* Action item *
Could the data below be retyped exactly, without its pictures?
##### Dataset records #####
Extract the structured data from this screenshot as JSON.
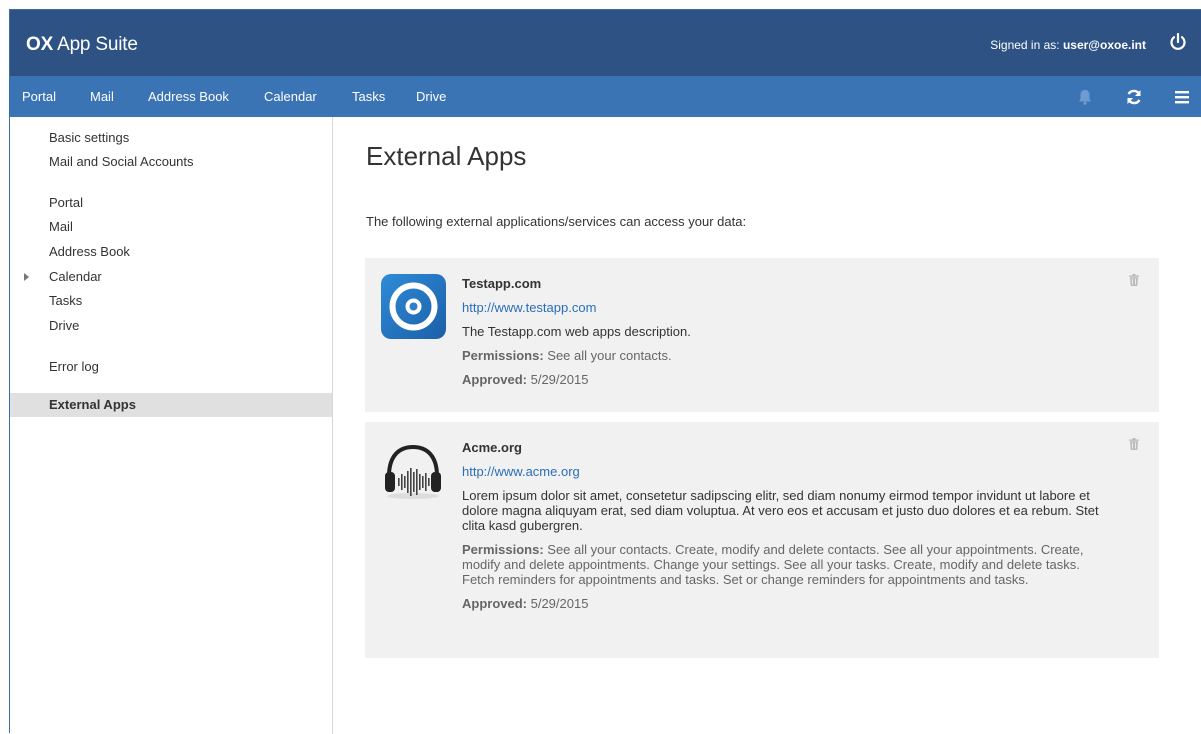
{
  "app": {
    "logo_bold": "OX",
    "logo_text": " App Suite",
    "signed_in_label": "Signed in as: ",
    "signed_in_user": "user@oxoe.int"
  },
  "nav": {
    "items": [
      "Portal",
      "Mail",
      "Address Book",
      "Calendar",
      "Tasks",
      "Drive"
    ]
  },
  "sidebar": {
    "group1": [
      "Basic settings",
      "Mail and Social Accounts"
    ],
    "group2": [
      "Portal",
      "Mail",
      "Address Book",
      "Calendar",
      "Tasks",
      "Drive"
    ],
    "error_log": "Error log",
    "active": "External Apps"
  },
  "main": {
    "title": "External Apps",
    "intro": "The following external applications/services can access your data:",
    "apps": [
      {
        "name": "Testapp.com",
        "url": "http://www.testapp.com",
        "description": "The Testapp.com web apps description.",
        "permissions_label": "Permissions:",
        "permissions": " See all your contacts.",
        "approved_label": "Approved:",
        "approved": " 5/29/2015"
      },
      {
        "name": "Acme.org",
        "url": "http://www.acme.org",
        "description": "Lorem ipsum dolor sit amet, consetetur sadipscing elitr, sed diam nonumy eirmod tempor invidunt ut labore et dolore magna aliquyam erat, sed diam voluptua. At vero eos et accusam et justo duo dolores et ea rebum. Stet clita kasd gubergren.",
        "permissions_label": "Permissions:",
        "permissions": " See all your contacts. Create, modify and delete contacts. See all your appointments. Create, modify and delete appointments. Change your settings. See all your tasks. Create, modify and delete tasks. Fetch reminders for appointments and tasks. Set or change reminders for appointments and tasks.",
        "approved_label": "Approved:",
        "approved": " 5/29/2015"
      }
    ]
  },
  "colors": {
    "topbar": "#2d5283",
    "navbar": "#3b74b5",
    "link": "#2a6ebb",
    "card_bg": "#f1f1f1",
    "active_bg": "#e0e0e0"
  },
  "icons": [
    "power-icon",
    "bell-icon",
    "refresh-icon",
    "menu-icon",
    "trash-icon",
    "caret-right-icon"
  ]
}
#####
* Completed exercise *
Extract the structured data from this screenshot as JSON.
{
  "app": {
    "logo_bold": "OX",
    "logo_text": " App Suite",
    "signed_in_label": "Signed in as: ",
    "signed_in_user": "user@oxoe.int"
  },
  "nav": {
    "items": [
      "Portal",
      "Mail",
      "Address Book",
      "Calendar",
      "Tasks",
      "Drive"
    ]
  },
  "sidebar": {
    "group1": [
      "Basic settings",
      "Mail and Social Accounts"
    ],
    "group2": [
      "Portal",
      "Mail",
      "Address Book",
      "Calendar",
      "Tasks",
      "Drive"
    ],
    "error_log": "Error log",
    "active": "External Apps"
  },
  "main": {
    "title": "External Apps",
    "intro": "The following external applications/services can access your data:",
    "apps": [
      {
        "name": "Testapp.com",
        "url": "http://www.testapp.com",
        "description": "The Testapp.com web apps description.",
        "permissions_label": "Permissions:",
        "permissions": " See all your contacts.",
        "approved_label": "Approved:",
        "approved": " 5/29/2015"
      },
      {
        "name": "Acme.org",
        "url": "http://www.acme.org",
        "description": "Lorem ipsum dolor sit amet, consetetur sadipscing elitr, sed diam nonumy eirmod tempor invidunt ut labore et dolore magna aliquyam erat, sed diam voluptua. At vero eos et accusam et justo duo dolores et ea rebum. Stet clita kasd gubergren.",
        "permissions_label": "Permissions:",
        "permissions": " See all your contacts. Create, modify and delete contacts. See all your appointments. Create, modify and delete appointments. Change your settings. See all your tasks. Create, modify and delete tasks. Fetch reminders for appointments and tasks. Set or change reminders for appointments and tasks.",
        "approved_label": "Approved:",
        "approved": " 5/29/2015"
      }
    ]
  },
  "colors": {
    "topbar": "#2d5283",
    "navbar": "#3b74b5",
    "link": "#2a6ebb",
    "card_bg": "#f1f1f1",
    "active_bg": "#e0e0e0"
  },
  "icons": [
    "power-icon",
    "bell-icon",
    "refresh-icon",
    "menu-icon",
    "trash-icon",
    "caret-right-icon"
  ]
}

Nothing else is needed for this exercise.